---- Task inputs

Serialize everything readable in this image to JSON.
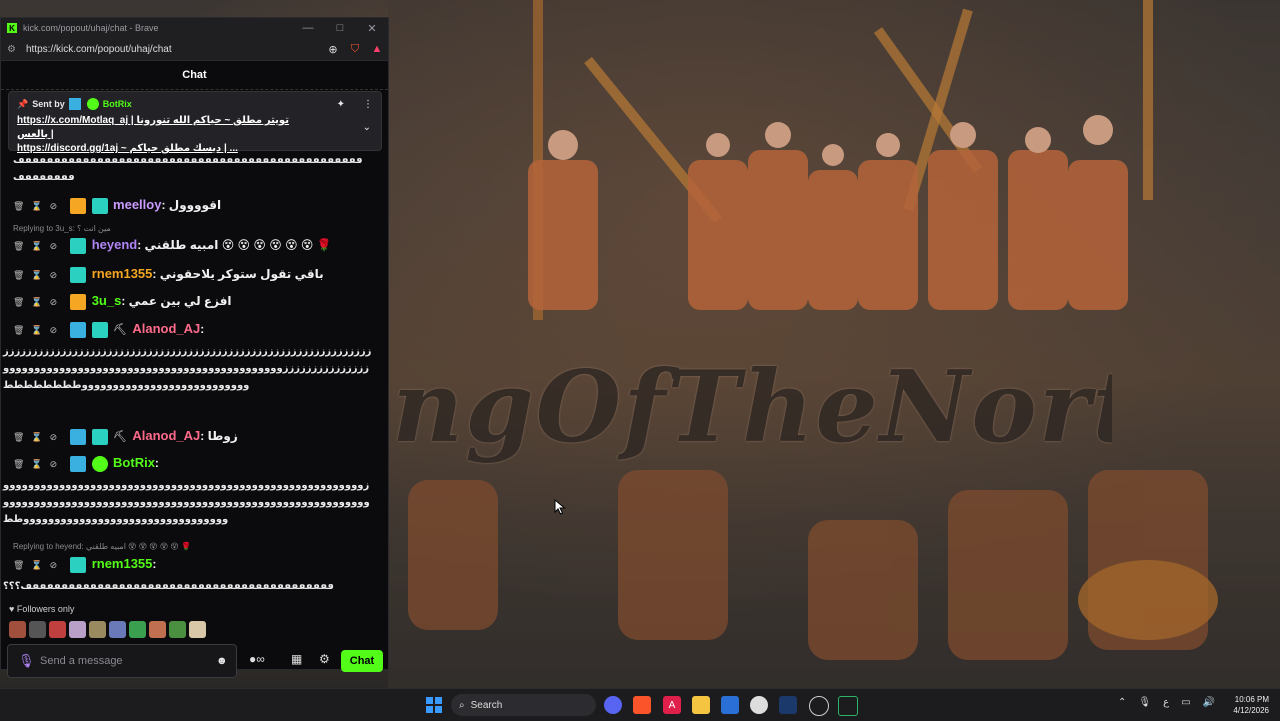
{
  "browser": {
    "window_title": "kick.com/popout/uhaj/chat - Brave",
    "url": "https://kick.com/popout/uhaj/chat",
    "controls": {
      "minimize": "—",
      "maximize": "□",
      "close": "✕"
    }
  },
  "chat": {
    "header": "Chat",
    "pinned": {
      "sent_by_label": "Sent by",
      "sender": "BotRix",
      "line1": "https://x.com/Motlaq_aj | تويتر مطلق ~ حياكم الله تنورونا بالعس |",
      "line2": "https://discord.gg/1aj ~ ديسك مطلق حياكم | ..."
    },
    "messages": [
      {
        "id": "m0",
        "text": "ڡڡڡڡڡڡڡڡڡڡڡڡڡڡڡڡڡڡڡڡڡڡڡڡڡڡڡڡڡڡڡڡڡڡڡڡڡڡڡڡڡڡڡڡڡڡڡڡ",
        "text2": "ڡڡڡڡڡڡڡڡ"
      },
      {
        "id": "m1",
        "username": "meelloy",
        "text": "اقوووول",
        "color": "#c89bff"
      },
      {
        "id": "m2",
        "reply": "Replying to 3u_s: مين انت ؟",
        "username": "heyend",
        "text": "امبيه طلقني 😵 😵 😵 😵 😵 😵 🌹",
        "color": "#b084f5"
      },
      {
        "id": "m3",
        "username": "rnem1355",
        "text": "باقي تقول ستوكر يلاحقوني",
        "color": "#f5a623"
      },
      {
        "id": "m4",
        "username": "3u_s",
        "text": "افزع لي بين عمي",
        "color": "#53fc18"
      },
      {
        "id": "m5",
        "username": "Alanod_AJ",
        "text": "زززززززززززززززززززززززززززززززززززززززززززززززززززززززززززززززززززززززززززززززووووووووووووووووووووووووووووووووووووووووووووووووووووووووووووووووووووووووطططططططط",
        "color": "#ff6b8b"
      },
      {
        "id": "m6",
        "username": "Alanod_AJ",
        "text": "زوطا",
        "color": "#ff6b8b"
      },
      {
        "id": "m7",
        "username": "BotRix",
        "text": "زووووووووووووووووووووووووووووووووووووووووووووووووووووووووووووووووووووووووووووووووووووووووووووووووووووووووووووووووووووووووووووووووووووووووووووووووووووووطط",
        "color": "#53fc18"
      },
      {
        "id": "m8",
        "reply": "Replying to heyend: امبيه طلقني 😵 😵 😵 😵 😵 🌹",
        "username": "rnem1355",
        "text": "ڡڡڡڡڡڡڡڡڡڡڡڡڡڡڡڡڡڡڡڡڡڡڡڡڡڡڡڡڡڡڡڡڡڡڡڡڡڡڡڡڡڡڡ؟؟؟",
        "color": "#53fc18"
      }
    ],
    "followers_only": "Followers only",
    "composer_placeholder": "Send a message",
    "chat_button": "Chat"
  },
  "taskbar": {
    "search_label": "Search",
    "time": "10:06 PM",
    "date": "4/12/2026",
    "language": "ع"
  }
}
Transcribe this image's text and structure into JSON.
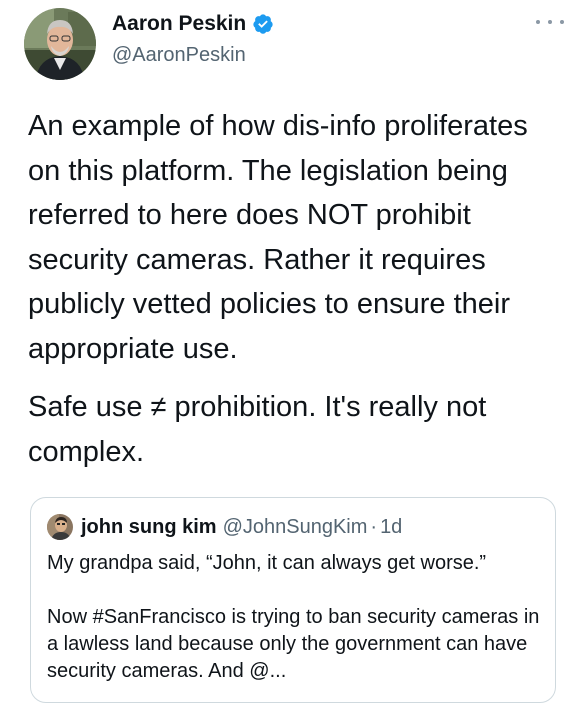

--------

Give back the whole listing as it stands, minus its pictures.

## Result of the exercise
Serialize everything readable in this image to JSON.
{
  "browser": {
    "window_title": "kick.com/popout/uhaj/chat - Brave",
    "url": "https://kick.com/popout/uhaj/chat",
    "controls": {
      "minimize": "—",
      "maximize": "□",
      "close": "✕"
    }
  },
  "chat": {
    "header": "Chat",
    "pinned": {
      "sent_by_label": "Sent by",
      "sender": "BotRix",
      "line1": "https://x.com/Motlaq_aj | تويتر مطلق ~ حياكم الله تنورونا بالعس |",
      "line2": "https://discord.gg/1aj ~ ديسك مطلق حياكم | ..."
    },
    "messages": [
      {
        "id": "m0",
        "text": "ڡڡڡڡڡڡڡڡڡڡڡڡڡڡڡڡڡڡڡڡڡڡڡڡڡڡڡڡڡڡڡڡڡڡڡڡڡڡڡڡڡڡڡڡڡڡڡڡ",
        "text2": "ڡڡڡڡڡڡڡڡ"
      },
      {
        "id": "m1",
        "username": "meelloy",
        "text": "اقوووول",
        "color": "#c89bff"
      },
      {
        "id": "m2",
        "reply": "Replying to 3u_s: مين انت ؟",
        "username": "heyend",
        "text": "امبيه طلقني 😵 😵 😵 😵 😵 😵 🌹",
        "color": "#b084f5"
      },
      {
        "id": "m3",
        "username": "rnem1355",
        "text": "باقي تقول ستوكر يلاحقوني",
        "color": "#f5a623"
      },
      {
        "id": "m4",
        "username": "3u_s",
        "text": "افزع لي بين عمي",
        "color": "#53fc18"
      },
      {
        "id": "m5",
        "username": "Alanod_AJ",
        "text": "زززززززززززززززززززززززززززززززززززززززززززززززززززززززززززززززززززززززززززززززووووووووووووووووووووووووووووووووووووووووووووووووووووووووووووووووووووووووطططططططط",
        "color": "#ff6b8b"
      },
      {
        "id": "m6",
        "username": "Alanod_AJ",
        "text": "زوطا",
        "color": "#ff6b8b"
      },
      {
        "id": "m7",
        "username": "BotRix",
        "text": "زووووووووووووووووووووووووووووووووووووووووووووووووووووووووووووووووووووووووووووووووووووووووووووووووووووووووووووووووووووووووووووووووووووووووووووووووووووووطط",
        "color": "#53fc18"
      },
      {
        "id": "m8",
        "reply": "Replying to heyend: امبيه طلقني 😵 😵 😵 😵 😵 🌹",
        "username": "rnem1355",
        "text": "ڡڡڡڡڡڡڡڡڡڡڡڡڡڡڡڡڡڡڡڡڡڡڡڡڡڡڡڡڡڡڡڡڡڡڡڡڡڡڡڡڡڡڡ؟؟؟",
        "color": "#53fc18"
      }
    ],
    "followers_only": "Followers only",
    "composer_placeholder": "Send a message",
    "chat_button": "Chat"
  },
  "taskbar": {
    "search_label": "Search",
    "time": "10:06 PM",
    "date": "4/12/2026",
    "language": "ع"
  }
}
Transcribe this image's text and structure into JSON.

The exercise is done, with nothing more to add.